## WHAT THE TASK ASKS
Every entry in the following data should be output exactly.

## Records from a data source
=-=-=
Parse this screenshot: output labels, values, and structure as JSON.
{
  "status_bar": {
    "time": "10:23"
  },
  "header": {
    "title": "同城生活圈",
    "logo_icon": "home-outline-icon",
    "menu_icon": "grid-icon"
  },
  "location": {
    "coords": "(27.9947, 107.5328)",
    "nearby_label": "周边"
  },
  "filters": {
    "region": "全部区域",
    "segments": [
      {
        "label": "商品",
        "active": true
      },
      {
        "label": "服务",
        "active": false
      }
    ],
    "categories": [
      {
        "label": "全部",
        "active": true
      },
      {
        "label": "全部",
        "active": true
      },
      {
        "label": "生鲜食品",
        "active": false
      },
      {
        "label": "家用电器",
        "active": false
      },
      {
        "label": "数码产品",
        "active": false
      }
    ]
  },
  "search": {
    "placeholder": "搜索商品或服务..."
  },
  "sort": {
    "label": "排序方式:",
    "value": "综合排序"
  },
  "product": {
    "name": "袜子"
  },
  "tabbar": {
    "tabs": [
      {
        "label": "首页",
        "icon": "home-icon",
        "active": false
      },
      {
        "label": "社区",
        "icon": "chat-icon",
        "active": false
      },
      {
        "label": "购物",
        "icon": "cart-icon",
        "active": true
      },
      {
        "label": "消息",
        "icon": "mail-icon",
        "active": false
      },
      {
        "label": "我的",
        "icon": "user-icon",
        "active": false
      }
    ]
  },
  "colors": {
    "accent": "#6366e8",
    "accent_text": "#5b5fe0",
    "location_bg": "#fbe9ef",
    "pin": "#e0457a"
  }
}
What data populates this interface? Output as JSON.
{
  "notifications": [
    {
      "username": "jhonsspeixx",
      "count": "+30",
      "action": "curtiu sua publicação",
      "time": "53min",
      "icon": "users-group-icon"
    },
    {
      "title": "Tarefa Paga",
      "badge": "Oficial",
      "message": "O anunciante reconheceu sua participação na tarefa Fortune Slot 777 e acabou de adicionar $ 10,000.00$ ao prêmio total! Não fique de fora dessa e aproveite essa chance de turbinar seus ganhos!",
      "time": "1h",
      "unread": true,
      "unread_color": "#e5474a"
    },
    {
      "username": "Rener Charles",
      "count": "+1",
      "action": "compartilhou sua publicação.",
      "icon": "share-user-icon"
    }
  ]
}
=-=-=
## WRITTEN RESPONSE
Parse this screenshot: output labels, values, and structure as JSON.
{
  "status_bar": {
    "time": "10:23"
  },
  "header": {
    "title": "同城生活圈",
    "logo_icon": "home-outline-icon",
    "menu_icon": "grid-icon"
  },
  "location": {
    "coords": "(27.9947, 107.5328)",
    "nearby_label": "周边"
  },
  "filters": {
    "region": "全部区域",
    "segments": [
      {
        "label": "商品",
        "active": true
      },
      {
        "label": "服务",
        "active": false
      }
    ],
    "categories": [
      {
        "label": "全部",
        "active": true
      },
      {
        "label": "全部",
        "active": true
      },
      {
        "label": "生鲜食品",
        "active": false
      },
      {
        "label": "家用电器",
        "active": false
      },
      {
        "label": "数码产品",
        "active": false
      }
    ]
  },
  "search": {
    "placeholder": "搜索商品或服务..."
  },
  "sort": {
    "label": "排序方式:",
    "value": "综合排序"
  },
  "product": {
    "name": "袜子"
  },
  "tabbar": {
    "tabs": [
      {
        "label": "首页",
        "icon": "home-icon",
        "active": false
      },
      {
        "label": "社区",
        "icon": "chat-icon",
        "active": false
      },
      {
        "label": "购物",
        "icon": "cart-icon",
        "active": true
      },
      {
        "label": "消息",
        "icon": "mail-icon",
        "active": false
      },
      {
        "label": "我的",
        "icon": "user-icon",
        "active": false
      }
    ]
  },
  "colors": {
    "accent": "#6366e8",
    "accent_text": "#5b5fe0",
    "location_bg": "#fbe9ef",
    "pin": "#e0457a"
  }
}
What data populates this interface? Output as JSON.
{
  "notifications": [
    {
      "username": "jhonsspeixx",
      "count": "+30",
      "action": "curtiu sua publicação",
      "time": "53min",
      "icon": "users-group-icon"
    },
    {
      "title": "Tarefa Paga",
      "badge": "Oficial",
      "message": "O anunciante reconheceu sua participação na tarefa Fortune Slot 777 e acabou de adicionar $ 10,000.00$ ao prêmio total! Não fique de fora dessa e aproveite essa chance de turbinar seus ganhos!",
      "time": "1h",
      "unread": true,
      "unread_color": "#e5474a"
    },
    {
      "username": "Rener Charles",
      "count": "+1",
      "action": "compartilhou sua publicação.",
      "icon": "share-user-icon"
    }
  ]
}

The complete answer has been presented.